Web page and app entries
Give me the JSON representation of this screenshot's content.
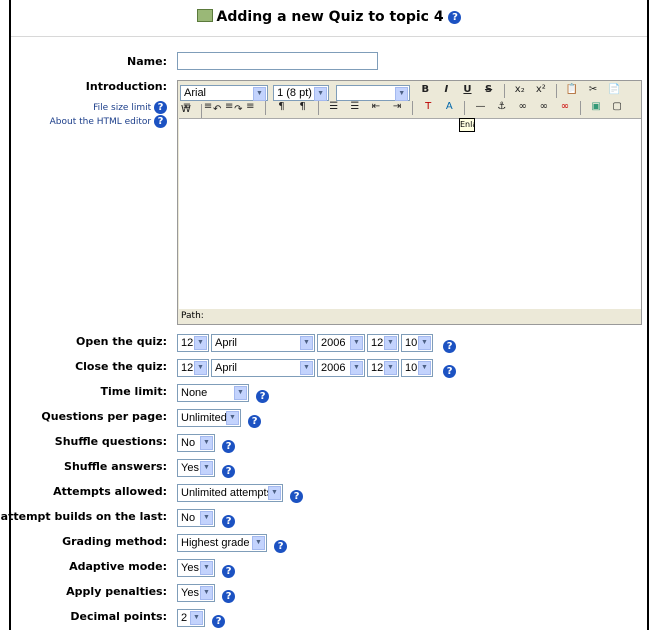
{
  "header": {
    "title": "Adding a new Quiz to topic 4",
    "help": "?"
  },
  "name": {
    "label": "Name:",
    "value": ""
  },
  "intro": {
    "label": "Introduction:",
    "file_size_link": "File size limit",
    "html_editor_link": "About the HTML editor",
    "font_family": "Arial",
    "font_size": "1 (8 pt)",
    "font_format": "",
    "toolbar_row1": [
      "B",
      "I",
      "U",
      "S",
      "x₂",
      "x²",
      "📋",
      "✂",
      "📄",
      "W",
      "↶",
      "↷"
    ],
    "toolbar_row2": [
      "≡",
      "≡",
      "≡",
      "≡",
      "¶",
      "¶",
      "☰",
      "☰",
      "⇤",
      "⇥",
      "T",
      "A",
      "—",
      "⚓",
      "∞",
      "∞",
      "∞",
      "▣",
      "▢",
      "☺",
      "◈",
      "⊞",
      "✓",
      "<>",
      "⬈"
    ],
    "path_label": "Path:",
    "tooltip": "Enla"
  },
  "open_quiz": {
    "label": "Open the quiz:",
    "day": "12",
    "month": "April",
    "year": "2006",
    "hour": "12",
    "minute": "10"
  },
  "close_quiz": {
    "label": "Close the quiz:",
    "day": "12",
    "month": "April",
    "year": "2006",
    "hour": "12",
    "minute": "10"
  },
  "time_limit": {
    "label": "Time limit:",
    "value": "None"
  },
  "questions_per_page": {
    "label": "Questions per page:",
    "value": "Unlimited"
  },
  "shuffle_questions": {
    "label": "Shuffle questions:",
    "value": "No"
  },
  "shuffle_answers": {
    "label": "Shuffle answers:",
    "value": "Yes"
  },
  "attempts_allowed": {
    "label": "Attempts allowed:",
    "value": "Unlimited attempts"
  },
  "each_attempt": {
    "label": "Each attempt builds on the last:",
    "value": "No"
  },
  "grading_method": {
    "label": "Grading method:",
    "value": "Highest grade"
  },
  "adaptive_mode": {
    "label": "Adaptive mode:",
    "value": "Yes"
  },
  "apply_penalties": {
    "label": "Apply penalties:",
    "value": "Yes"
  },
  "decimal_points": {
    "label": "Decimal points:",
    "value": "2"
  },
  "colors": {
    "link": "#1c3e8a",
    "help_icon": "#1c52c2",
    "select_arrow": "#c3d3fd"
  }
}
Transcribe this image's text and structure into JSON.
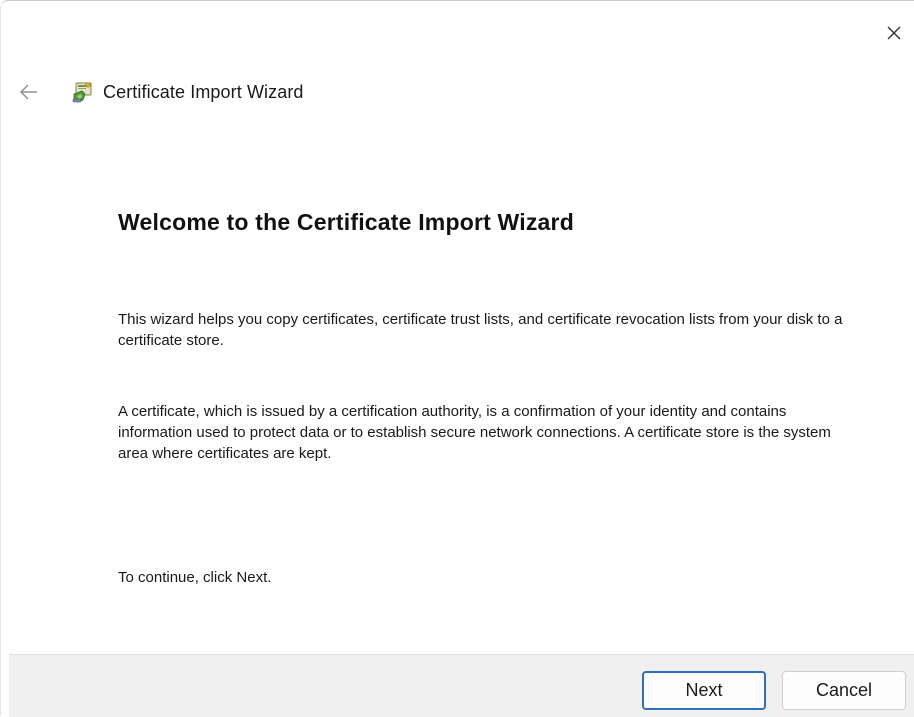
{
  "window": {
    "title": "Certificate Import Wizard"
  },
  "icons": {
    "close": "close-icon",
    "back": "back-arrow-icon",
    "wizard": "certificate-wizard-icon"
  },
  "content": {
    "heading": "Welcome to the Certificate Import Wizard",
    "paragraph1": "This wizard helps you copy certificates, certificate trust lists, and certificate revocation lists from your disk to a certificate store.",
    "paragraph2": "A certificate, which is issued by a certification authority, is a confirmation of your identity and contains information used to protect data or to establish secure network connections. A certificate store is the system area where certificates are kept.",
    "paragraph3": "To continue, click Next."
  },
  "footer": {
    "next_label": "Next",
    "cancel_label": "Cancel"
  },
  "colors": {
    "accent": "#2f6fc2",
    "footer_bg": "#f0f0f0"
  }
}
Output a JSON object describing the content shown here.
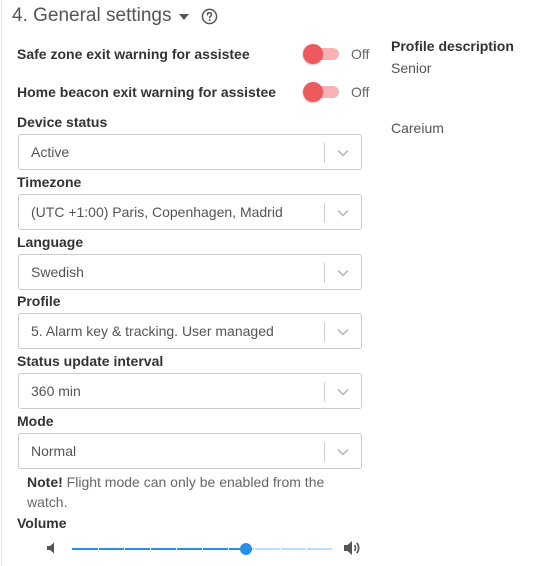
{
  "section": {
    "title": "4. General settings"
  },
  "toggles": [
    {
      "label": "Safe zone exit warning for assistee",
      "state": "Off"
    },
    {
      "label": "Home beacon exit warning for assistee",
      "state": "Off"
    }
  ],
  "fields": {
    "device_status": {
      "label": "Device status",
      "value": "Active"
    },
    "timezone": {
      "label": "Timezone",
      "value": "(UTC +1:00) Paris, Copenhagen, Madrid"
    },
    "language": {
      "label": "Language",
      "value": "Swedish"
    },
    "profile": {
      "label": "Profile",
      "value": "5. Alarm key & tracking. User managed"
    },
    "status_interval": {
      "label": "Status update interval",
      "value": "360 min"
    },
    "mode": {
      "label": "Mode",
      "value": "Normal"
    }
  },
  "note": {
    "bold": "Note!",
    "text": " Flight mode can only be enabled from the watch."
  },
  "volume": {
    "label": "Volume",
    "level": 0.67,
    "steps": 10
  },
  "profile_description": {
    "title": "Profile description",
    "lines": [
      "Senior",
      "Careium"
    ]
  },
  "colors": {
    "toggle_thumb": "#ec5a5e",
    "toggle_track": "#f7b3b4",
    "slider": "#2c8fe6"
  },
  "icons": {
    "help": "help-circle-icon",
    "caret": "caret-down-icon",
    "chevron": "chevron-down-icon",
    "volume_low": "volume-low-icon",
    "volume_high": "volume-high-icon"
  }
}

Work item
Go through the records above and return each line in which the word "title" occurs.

Solution to the exercise
    "title": "Adding a new Quiz to topic 4",
    "title": "Certificate Import Wizard"
    "title": "4. General settings"
    "title": "Profile description",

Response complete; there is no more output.